● Records shown

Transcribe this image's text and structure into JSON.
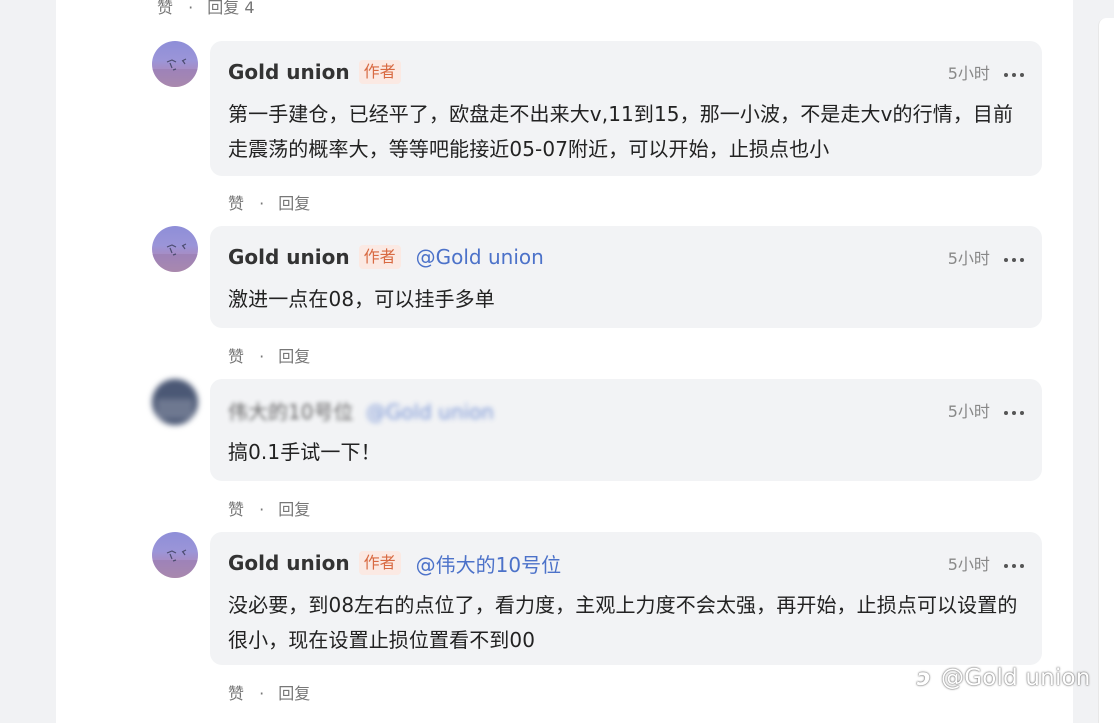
{
  "top_actions": {
    "like": "赞",
    "dot": "·",
    "reply": "回复 4"
  },
  "comments": [
    {
      "author": "Gold union",
      "badge": "作者",
      "mention": "",
      "time": "5小时",
      "text": "第一手建仓，已经平了，欧盘走不出来大v,11到15，那一小波，不是走大v的行情，目前走震荡的概率大，等等吧能接近05-07附近，可以开始，止损点也小",
      "like": "赞",
      "dot": "·",
      "reply": "回复"
    },
    {
      "author": "Gold union",
      "badge": "作者",
      "mention": "@Gold union",
      "time": "5小时",
      "text": "激进一点在08，可以挂手多单",
      "like": "赞",
      "dot": "·",
      "reply": "回复"
    },
    {
      "author": "伟大的10号位",
      "badge": "",
      "mention": "@Gold union",
      "time": "5小时",
      "text": "搞0.1手试一下！",
      "like": "赞",
      "dot": "·",
      "reply": "回复"
    },
    {
      "author": "Gold union",
      "badge": "作者",
      "mention": "@伟大的10号位",
      "time": "5小时",
      "text": "没必要，到08左右的点位了，看力度，主观上力度不会太强，再开始，止损点可以设置的很小，现在设置止损位置看不到00",
      "like": "赞",
      "dot": "·",
      "reply": "回复"
    }
  ],
  "watermark": {
    "icon": "ↄ",
    "text": "@Gold union"
  },
  "icons": {
    "avatar": "sunset-birds-avatar-icon",
    "blurred_avatar": "blurred-user-avatar-icon",
    "more": "more-dots-icon"
  },
  "colors": {
    "background": "#f1f2f4",
    "panel": "#ffffff",
    "bubble": "#f2f3f5",
    "author_badge": "#d86a42",
    "mention": "#4c72c9",
    "muted_text": "#777777"
  }
}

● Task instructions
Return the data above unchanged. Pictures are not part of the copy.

● Exercise response
Transcribe this image's text and structure into JSON.
{
  "top_actions": {
    "like": "赞",
    "dot": "·",
    "reply": "回复 4"
  },
  "comments": [
    {
      "author": "Gold union",
      "badge": "作者",
      "mention": "",
      "time": "5小时",
      "text": "第一手建仓，已经平了，欧盘走不出来大v,11到15，那一小波，不是走大v的行情，目前走震荡的概率大，等等吧能接近05-07附近，可以开始，止损点也小",
      "like": "赞",
      "dot": "·",
      "reply": "回复"
    },
    {
      "author": "Gold union",
      "badge": "作者",
      "mention": "@Gold union",
      "time": "5小时",
      "text": "激进一点在08，可以挂手多单",
      "like": "赞",
      "dot": "·",
      "reply": "回复"
    },
    {
      "author": "伟大的10号位",
      "badge": "",
      "mention": "@Gold union",
      "time": "5小时",
      "text": "搞0.1手试一下！",
      "like": "赞",
      "dot": "·",
      "reply": "回复"
    },
    {
      "author": "Gold union",
      "badge": "作者",
      "mention": "@伟大的10号位",
      "time": "5小时",
      "text": "没必要，到08左右的点位了，看力度，主观上力度不会太强，再开始，止损点可以设置的很小，现在设置止损位置看不到00",
      "like": "赞",
      "dot": "·",
      "reply": "回复"
    }
  ],
  "watermark": {
    "icon": "ↄ",
    "text": "@Gold union"
  },
  "icons": {
    "avatar": "sunset-birds-avatar-icon",
    "blurred_avatar": "blurred-user-avatar-icon",
    "more": "more-dots-icon"
  },
  "colors": {
    "background": "#f1f2f4",
    "panel": "#ffffff",
    "bubble": "#f2f3f5",
    "author_badge": "#d86a42",
    "mention": "#4c72c9",
    "muted_text": "#777777"
  }
}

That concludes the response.